These approaches can be applied at any inclusive schooling and in particular at schools with refugees, because they are struggling with linguistic and cultural learning barriers. For example, at Baden-Wuerttemberg schools they are taught in special preparation classes (Vorbereitungsklassen). Common practice in the classroom is to use the school language – often times a language not understood by all learners and thus excluding part of the pupils (cf. http://unesdoc.unesco.org/images/0022/002210/221037e.pdf). The solution for this are multilingual methods. In the manual they will be included by strategies to provide multilingual material, the use of language biographies, time for learners in mother tongue groups, etc. In the manual there will also be a part about parents´ involvement to make them active members to ensure that pupils from any educational, linguistic or cultural background have the home resources to take part in school exchanges. Sometimes parents are afraid to put up an exchange student at their place. Strategies for this (e.g. buddies, youth hostel) and other situations are worked out in the manual. Refugee parents become active at an institutional level e.g. in an international board organising exchanges and thus get access to educational tools such as exchanges.

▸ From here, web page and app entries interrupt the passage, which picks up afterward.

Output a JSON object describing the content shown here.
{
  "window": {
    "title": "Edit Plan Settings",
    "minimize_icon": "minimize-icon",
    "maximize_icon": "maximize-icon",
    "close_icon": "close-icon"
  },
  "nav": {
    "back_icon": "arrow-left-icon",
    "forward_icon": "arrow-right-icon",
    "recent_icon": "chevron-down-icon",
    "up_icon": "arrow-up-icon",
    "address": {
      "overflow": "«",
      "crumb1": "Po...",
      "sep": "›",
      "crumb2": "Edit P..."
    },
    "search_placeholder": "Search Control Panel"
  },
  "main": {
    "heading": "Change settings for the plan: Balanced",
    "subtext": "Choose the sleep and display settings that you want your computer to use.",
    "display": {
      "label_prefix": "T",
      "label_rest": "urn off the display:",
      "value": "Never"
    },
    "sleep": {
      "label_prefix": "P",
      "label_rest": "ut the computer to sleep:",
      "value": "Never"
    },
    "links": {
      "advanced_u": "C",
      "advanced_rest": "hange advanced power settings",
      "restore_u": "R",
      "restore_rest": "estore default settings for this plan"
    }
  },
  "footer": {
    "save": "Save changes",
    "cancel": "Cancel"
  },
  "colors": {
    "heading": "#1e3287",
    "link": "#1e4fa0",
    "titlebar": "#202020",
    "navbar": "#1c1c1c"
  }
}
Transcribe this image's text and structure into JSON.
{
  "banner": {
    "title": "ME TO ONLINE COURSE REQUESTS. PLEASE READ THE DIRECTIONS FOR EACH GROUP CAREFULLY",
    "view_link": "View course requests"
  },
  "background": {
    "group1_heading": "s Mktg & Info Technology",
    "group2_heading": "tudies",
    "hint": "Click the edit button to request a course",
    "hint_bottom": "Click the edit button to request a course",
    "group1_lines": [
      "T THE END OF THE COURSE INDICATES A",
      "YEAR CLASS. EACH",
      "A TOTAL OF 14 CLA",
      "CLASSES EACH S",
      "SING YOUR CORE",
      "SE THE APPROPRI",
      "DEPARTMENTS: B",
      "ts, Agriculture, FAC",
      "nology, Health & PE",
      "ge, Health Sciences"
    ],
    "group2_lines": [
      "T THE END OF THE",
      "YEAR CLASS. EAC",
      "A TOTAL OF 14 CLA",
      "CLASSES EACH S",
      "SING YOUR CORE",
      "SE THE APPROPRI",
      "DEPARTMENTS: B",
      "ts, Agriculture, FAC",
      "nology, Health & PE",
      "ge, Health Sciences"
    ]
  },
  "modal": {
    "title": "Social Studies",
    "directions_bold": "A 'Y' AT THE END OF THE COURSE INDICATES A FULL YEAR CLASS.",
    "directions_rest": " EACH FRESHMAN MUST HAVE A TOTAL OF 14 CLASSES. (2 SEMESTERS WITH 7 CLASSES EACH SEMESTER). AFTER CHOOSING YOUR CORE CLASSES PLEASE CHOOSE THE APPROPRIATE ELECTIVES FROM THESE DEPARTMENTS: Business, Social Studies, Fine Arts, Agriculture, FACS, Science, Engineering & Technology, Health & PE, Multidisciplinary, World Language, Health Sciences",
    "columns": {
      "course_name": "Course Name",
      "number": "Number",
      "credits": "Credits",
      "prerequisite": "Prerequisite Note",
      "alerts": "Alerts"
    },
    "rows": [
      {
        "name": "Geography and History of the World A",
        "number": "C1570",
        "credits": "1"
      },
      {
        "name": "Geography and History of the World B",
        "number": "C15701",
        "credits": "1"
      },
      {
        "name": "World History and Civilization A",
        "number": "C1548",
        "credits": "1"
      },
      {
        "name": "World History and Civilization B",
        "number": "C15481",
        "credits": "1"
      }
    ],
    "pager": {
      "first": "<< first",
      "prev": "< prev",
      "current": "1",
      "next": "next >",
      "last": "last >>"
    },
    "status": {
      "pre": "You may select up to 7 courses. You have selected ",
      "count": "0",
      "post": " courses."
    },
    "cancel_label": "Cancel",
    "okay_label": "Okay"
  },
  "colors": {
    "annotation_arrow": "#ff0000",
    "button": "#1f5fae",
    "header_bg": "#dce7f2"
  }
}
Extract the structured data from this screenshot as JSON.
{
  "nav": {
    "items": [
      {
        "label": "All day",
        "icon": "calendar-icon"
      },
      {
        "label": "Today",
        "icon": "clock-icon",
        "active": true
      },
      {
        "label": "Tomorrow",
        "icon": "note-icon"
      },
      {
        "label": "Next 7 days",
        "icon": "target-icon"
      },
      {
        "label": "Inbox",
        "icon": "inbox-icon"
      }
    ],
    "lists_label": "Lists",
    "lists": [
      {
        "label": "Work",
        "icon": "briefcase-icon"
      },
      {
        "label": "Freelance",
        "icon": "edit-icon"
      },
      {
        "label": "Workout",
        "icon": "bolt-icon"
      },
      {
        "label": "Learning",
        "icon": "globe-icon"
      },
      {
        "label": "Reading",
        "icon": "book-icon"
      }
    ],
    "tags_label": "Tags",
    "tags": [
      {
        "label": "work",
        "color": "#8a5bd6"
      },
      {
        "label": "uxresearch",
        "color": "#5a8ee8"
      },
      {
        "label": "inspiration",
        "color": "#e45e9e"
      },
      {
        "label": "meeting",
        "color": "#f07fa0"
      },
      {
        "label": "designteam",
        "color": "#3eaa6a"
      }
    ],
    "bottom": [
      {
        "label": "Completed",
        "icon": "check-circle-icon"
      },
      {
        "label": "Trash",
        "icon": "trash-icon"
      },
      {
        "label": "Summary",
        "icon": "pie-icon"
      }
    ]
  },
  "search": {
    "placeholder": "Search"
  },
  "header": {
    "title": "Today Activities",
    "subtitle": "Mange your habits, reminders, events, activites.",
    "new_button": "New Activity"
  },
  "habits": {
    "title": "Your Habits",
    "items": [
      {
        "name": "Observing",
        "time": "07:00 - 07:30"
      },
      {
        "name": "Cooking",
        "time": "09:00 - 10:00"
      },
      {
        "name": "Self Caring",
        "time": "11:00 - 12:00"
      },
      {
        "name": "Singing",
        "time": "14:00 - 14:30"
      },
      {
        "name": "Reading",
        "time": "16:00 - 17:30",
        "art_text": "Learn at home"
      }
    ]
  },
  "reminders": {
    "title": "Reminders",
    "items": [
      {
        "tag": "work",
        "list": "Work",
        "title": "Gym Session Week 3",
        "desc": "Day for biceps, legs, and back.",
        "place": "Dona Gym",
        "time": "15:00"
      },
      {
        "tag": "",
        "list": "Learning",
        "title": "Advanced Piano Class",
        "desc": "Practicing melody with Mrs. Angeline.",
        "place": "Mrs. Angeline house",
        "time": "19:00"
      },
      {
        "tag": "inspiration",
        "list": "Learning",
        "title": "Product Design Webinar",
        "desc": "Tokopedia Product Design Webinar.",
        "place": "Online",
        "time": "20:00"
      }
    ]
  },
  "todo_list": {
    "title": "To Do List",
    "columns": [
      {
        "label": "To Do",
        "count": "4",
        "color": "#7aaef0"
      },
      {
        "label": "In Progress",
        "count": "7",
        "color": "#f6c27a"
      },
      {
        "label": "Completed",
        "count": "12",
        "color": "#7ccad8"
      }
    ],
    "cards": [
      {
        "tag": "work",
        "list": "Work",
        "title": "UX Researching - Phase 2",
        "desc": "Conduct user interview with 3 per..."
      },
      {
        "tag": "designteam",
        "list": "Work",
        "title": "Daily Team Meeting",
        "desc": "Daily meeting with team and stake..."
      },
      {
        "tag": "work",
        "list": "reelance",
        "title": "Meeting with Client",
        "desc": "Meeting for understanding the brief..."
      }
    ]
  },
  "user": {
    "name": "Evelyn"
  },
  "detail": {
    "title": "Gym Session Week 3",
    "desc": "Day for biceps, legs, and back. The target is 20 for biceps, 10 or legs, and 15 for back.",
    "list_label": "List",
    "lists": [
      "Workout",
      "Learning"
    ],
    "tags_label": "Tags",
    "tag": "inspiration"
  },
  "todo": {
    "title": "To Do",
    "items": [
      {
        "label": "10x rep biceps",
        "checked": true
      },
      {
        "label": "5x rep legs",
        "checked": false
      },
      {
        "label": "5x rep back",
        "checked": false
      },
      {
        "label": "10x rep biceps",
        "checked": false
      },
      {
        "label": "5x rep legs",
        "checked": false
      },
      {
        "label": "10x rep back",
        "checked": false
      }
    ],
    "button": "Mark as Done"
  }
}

This meets the EU topics “inclusion and equity” and “integration of refugees”.
2) Open and innovative education, training and youth work, embedded in the digital era: the manual for teachers presents activities for a school exchange using the following ICT tools:
- Social media for ice-breaking before meeting face-to-face
- eTwinning with activities pupils can share on this platform
- Translation tools such as Google Translate, www.leo.org
- Geocache for the hosting town (e.g. a mystery cache with lines from Shakespeare)
This meets the CUSHA topics “ICT – new technologies and new digital competences”.
3) Addressing underachievement in the basic skills of literacy through more effective, innovative teaching methods: School exchanges being an extracurricular activity challenge school schedules. Providing literacy activities this manual helps to integrate school exchanges into curricula and learning objectives, e.g.: the language biography: pupils place and visualize their languages within their bodies, then tell and write about this. This method promotes multilingualism and language learning, writing and speaking skills as well as narrative competences required in history and other social sciences. The local culture approach by Mark Wagler (http://csumc.wisc.edu/WTLC/?q=teaching) is combined with integrative multilingual didactics. Therefore, mother tongues, migrant languages or foreign languages can be mixed in the learning environment. Local culture includes people´s languages, creations, behaviours, beliefs, institutions, and all their interactions with other people. It is a culture approach apart from national or ethnic culture definitions. This opens up culture for anyone including refugees.
This meets the CUSHA topics “inclusion and equity” and “integration of refugees”.
With this intellectual output the main focus is on the following EU and CUSHA objectives:
- bridge the gap between theory and practice in reference to cultural education
- promote basic and transversal skills (e.g. foreign language learning, cultural awareness)
- enhance digital learning
- develop the European dimension in education particularly through the multilingual focus